A quick look at the history of Indian hostile takeovers would show that none of them have succeeded against an entrenched, family-owned company. It is politicial muscle alone that has kept BAT out of the management of ITC Ltd inspite of being its largest shareholder. So much so, that the UTI Specified Undertaking held on to a crucial 10 per cent stake to block BAT acquiring management control, instead of collecting a handsome premium by selling the shares. BAT had no say in ITC’s change in business profile from a cigarette maker to a hotel, FMCG and agro-based company. ITC has also blocked BAT from taking a 51 per cent stake in VST.
Starting from Swaraj Paul’s attempt to take over H.P. Nanda’s Escorts, hostile bids have always caused a stink in India. When Manu Chhabria went on an acquisition spree in the 1980s—Hindustan Dorr Oliver, Shaw Wallace, Gammon India, Mather & Platt, Falcon Tyres, Gordon Woodroffe, Genele and Tezpur Tea—he carefully ousted ‘professional’ managements or multinationals not family controlled Indian companies. The fight was tough but often successful, even though the government frequently backed the ‘professionals’ who behaved like owners.
When Reliance acquired BSES through a long ten-year process, it worked through the management and the government to ensure a smooth transition. Forget foreigners, even Indian industrialists stay away from hostile bids, because they are too messy and political. The rare hostile bid in recent years (the A.H. Dalmia bid for Gesco Corp) has invariably fizzled off, or turned out to be mere attempts at driving up stock prices or greenmail. In Gesco, the management preferred to hand over the company to the Mahindras rather than allow an upstart raider to get the better of them.
When Arun Bajoria attempted a raid on Bombay Dyeing by acquiring a 14 per cent stake, it caused Ratan Tata and Keshub Mahindra to rush to Nusli Wadia’s aid; they even met the Sebi chairman to plead his case. The worry then was that Bajoria was backed by a big industry house.
Will Manmohan Singh and Kamal Nath take a consistent stand if a French or American company were to bid for Grasim (Birla holding is officially below 25 per cent)? Here, one must remember that the BJP government has given Indian companies plenty of opportunity to shore up the promoters’ holding and protect ownership.
Would we not be outraged if their government’s told us not to be racist? If the bid is at a substantial premium to market price, will government-controlled institutions have the freedom to tender their shares and book profits?
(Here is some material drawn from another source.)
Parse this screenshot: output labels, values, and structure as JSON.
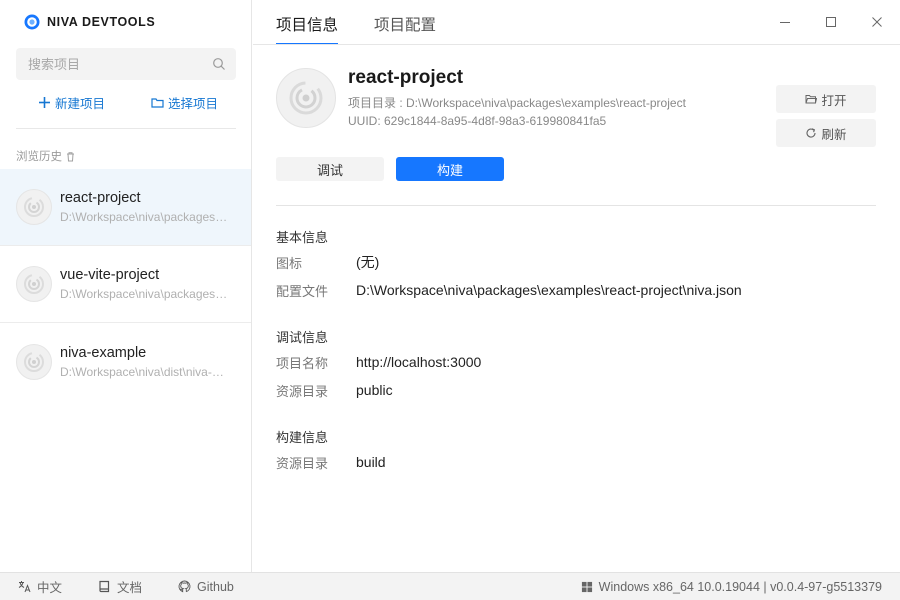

Nationalised banks and financial institutions are the vehicle through which government has always intervened to block hostile takeovers.
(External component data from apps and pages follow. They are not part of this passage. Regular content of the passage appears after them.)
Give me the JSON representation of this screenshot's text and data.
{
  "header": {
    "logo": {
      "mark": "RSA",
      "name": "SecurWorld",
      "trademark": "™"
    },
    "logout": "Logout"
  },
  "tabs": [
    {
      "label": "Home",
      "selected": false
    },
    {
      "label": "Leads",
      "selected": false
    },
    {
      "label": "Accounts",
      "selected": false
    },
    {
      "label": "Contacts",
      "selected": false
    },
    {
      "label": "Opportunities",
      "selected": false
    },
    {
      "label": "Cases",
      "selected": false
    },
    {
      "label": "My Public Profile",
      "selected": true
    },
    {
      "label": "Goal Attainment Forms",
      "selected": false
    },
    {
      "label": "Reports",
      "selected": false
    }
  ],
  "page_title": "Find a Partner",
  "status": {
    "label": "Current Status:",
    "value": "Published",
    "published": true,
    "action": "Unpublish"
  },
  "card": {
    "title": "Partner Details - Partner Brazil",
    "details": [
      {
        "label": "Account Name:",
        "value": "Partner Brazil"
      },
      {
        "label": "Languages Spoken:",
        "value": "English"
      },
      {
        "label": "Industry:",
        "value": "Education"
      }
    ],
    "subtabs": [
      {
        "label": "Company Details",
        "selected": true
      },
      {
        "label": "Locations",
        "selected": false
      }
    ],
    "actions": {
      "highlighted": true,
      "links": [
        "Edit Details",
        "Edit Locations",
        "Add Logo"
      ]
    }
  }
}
Aren’t we also being hypocritical about Foreign Direct Investment? We expect Europe not to look at business in ‘national’ terms. But we don’t practice what we preach. So much so that FDI in the retail sector did not even find mention in the Budget speech even though Indian acquisitions abroad in the technology space have made frequent headlines. FDI in the print media is also blocked under pressure from some ‘nationalist’ media barons.
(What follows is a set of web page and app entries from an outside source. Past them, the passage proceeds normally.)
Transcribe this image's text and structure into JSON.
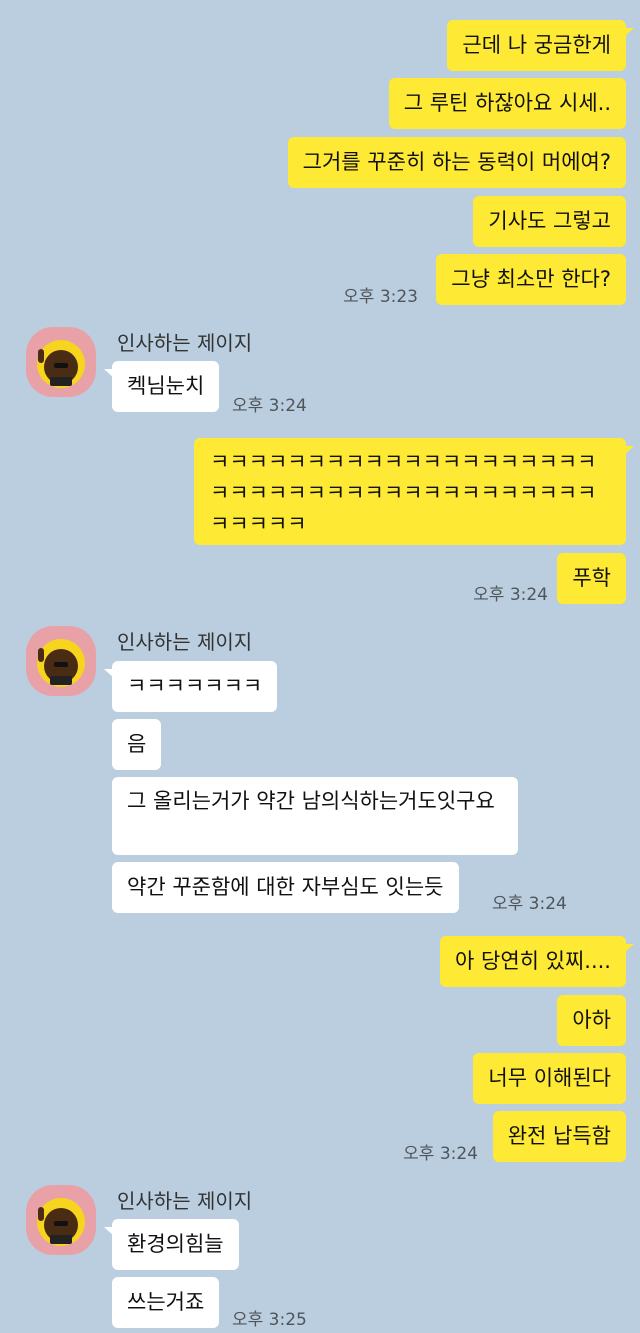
{
  "sender_name": "인사하는 제이지",
  "colors": {
    "background": "#bacee0",
    "my_bubble": "#fee934",
    "their_bubble": "#ffffff",
    "avatar_bg": "#e9a1a8"
  },
  "msgs": {
    "m1": "근데 나 궁금한게",
    "m2": "그 루틴 하잖아요 시세..",
    "m3": "그거를 꾸준히 하는 동력이 머에여?",
    "m4": "기사도 그렇고",
    "m5": "그냥 최소만 한다?",
    "t1": "오후 3:23",
    "r1": "켁님눈치",
    "t2": "오후 3:24",
    "m6": "ㅋㅋㅋㅋㅋㅋㅋㅋㅋㅋㅋㅋㅋㅋㅋㅋㅋㅋㅋㅋㅋㅋㅋㅋㅋㅋㅋㅋㅋㅋㅋㅋㅋㅋㅋㅋㅋㅋㅋㅋㅋㅋㅋㅋㅋ",
    "m7": "푸학",
    "t3": "오후 3:24",
    "r2": "ㅋㅋㅋㅋㅋㅋㅋ",
    "r3": "음",
    "r4": "그 올리는거가 약간 남의식하는거도잇구요",
    "r5": "약간 꾸준함에 대한 자부심도 잇는듯",
    "t4": "오후 3:24",
    "m8": "아 당연히 있찌....",
    "m9": "아하",
    "m10": "너무 이해된다",
    "m11": "완전 납득함",
    "t5": "오후 3:24",
    "r6": "환경의힘늘",
    "r7": "쓰는거죠",
    "t6": "오후 3:25"
  }
}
Neither those newspapers nor the government is embarrassed at our diametrically different attitude when it comes to domestic policy. If our official stand on the Lakshmi Mittal bid leads to a reconsideration of domestic policies, the global Indian would have made an important contribution. He has already shown that the fear of foreigners is completely unwarranted now that Indians are ready to take on the world.